[What the task requires]:
From the entries below, copy every line where the string "subtitle" appears.
----------
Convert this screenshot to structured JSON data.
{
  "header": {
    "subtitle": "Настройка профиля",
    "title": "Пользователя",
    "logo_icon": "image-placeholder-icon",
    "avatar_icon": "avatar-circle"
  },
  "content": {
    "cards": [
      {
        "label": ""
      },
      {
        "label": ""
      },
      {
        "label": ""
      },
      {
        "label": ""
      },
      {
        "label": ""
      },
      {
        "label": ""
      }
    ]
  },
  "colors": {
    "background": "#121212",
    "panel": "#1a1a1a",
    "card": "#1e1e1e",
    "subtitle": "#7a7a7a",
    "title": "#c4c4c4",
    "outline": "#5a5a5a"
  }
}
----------
[Solution to the exercise]:
    "subtitle": "Настройка профиля",
    "subtitle": "#7a7a7a",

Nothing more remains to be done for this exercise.